…a closet clear-out and [help] creating your capsule… Cladwell provides helpful instructions, tips and videos to walk the user through this process. Next, Cladwell’s algorithms generate the ideal wardrobe for the individual user… Cladwell is also offering an outfit generator service that will help users get dressed everyday.

Again, seemingly oblivious to any ironic tension between the supposed values of the “minimalist lifestyle” and the imperatives of businesses in a capitalist economy (let alone the absurdity of thinking that people with few clothes to choose from will need help deciding what to wear), Weinsweig continues:

The enhancement [offered by Cladwell’s new algorithm] will help increase brand loyalty and customer engagement among users” who pay a monthly subscription fee for the service.

She concludes that:

We predict companies that provide consumers, particularly millennials, with services that fit into this minimalist and socially conscious lifestyle will see success.

I now think that I can more clearly articulate what it is that I find most ethically troubling about the “minimalist lifestyle,” namely, the way it is being marketed to us. While its proponents may often come across as sanctimonious and un-self aware middle class people with the time and money to live “intentionally” through decluttering, this is more of an irritation than an ethical problem.

What is deeply ethically problematic, however, is that nowhere, in anything about this lifestyle that I have read, is there any analysis of the challenges that face any and all of us who live in a capitalist economy to resist the cultural imperatives to buy more things than we need, at a great human cost when we consider the workers who are exploited to make many of the things we buy, and at a great cost to the environment.

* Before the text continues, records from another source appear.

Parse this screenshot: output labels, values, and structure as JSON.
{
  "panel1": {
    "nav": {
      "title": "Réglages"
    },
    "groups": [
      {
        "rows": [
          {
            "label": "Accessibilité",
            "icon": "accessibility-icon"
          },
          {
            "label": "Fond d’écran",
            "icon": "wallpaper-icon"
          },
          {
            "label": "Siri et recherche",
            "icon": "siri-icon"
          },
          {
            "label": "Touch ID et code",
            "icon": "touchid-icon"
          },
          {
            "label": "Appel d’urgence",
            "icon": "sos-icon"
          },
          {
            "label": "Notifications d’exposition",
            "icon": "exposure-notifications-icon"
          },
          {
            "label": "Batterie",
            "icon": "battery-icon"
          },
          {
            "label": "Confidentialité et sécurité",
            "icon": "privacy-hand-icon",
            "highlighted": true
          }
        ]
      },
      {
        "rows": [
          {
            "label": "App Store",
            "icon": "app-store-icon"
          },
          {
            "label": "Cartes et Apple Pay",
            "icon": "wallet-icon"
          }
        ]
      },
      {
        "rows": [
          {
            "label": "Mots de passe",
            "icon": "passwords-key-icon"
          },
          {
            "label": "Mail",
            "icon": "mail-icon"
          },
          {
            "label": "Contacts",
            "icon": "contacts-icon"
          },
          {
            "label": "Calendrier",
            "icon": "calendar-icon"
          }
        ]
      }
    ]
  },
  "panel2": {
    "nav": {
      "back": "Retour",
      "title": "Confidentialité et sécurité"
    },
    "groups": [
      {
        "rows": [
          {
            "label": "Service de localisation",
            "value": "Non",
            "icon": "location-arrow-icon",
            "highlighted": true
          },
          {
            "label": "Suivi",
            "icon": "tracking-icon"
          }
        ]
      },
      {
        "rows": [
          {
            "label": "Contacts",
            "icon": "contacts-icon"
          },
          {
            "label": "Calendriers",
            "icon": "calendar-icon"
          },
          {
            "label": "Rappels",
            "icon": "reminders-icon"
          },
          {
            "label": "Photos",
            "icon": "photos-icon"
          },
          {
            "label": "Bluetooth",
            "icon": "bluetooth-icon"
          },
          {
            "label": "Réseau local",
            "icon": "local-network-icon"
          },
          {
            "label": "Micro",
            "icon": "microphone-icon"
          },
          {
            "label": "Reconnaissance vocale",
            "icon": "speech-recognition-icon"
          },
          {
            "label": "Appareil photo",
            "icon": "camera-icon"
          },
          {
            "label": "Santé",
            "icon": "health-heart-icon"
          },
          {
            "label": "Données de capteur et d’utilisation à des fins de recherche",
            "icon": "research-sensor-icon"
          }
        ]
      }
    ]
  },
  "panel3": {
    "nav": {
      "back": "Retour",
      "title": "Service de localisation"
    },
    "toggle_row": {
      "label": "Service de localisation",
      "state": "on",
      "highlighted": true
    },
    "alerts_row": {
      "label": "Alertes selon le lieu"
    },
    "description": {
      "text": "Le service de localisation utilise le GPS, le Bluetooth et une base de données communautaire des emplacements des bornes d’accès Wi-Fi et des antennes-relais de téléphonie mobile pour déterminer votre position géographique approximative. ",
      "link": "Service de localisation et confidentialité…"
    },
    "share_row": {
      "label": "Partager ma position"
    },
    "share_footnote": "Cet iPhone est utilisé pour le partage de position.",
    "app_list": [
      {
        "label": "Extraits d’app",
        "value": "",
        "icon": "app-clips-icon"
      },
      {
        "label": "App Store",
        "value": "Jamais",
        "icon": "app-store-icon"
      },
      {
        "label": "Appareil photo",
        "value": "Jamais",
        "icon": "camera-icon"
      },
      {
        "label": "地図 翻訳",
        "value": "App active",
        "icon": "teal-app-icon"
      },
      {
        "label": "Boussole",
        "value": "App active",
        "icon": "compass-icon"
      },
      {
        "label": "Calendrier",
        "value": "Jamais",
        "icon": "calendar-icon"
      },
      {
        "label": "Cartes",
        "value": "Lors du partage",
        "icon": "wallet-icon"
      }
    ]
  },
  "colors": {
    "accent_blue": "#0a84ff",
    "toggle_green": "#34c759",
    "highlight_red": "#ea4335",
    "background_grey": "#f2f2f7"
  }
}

If minimalism is to be ethically meaningful, rather than being a “lifestyle” movement, it seems to me, minimalism needs to become an environmental or political one. As a “lifestyle” movement, it seems deeply embedded in the very economic structures it purports to challenge, generating new marketing opportunities for companies to not only sell us things to put in our wardrobes, but even subscription services that will help us decide which of those things to put on in the morning.


Rachel Haliburton

Wolfville native Rachel Haliburton teaches philosophy at the University of Sudbury. Her latest book, The Ethical Detective: Moral Philosophy and Detective Fiction, was published in February by Lexington Books.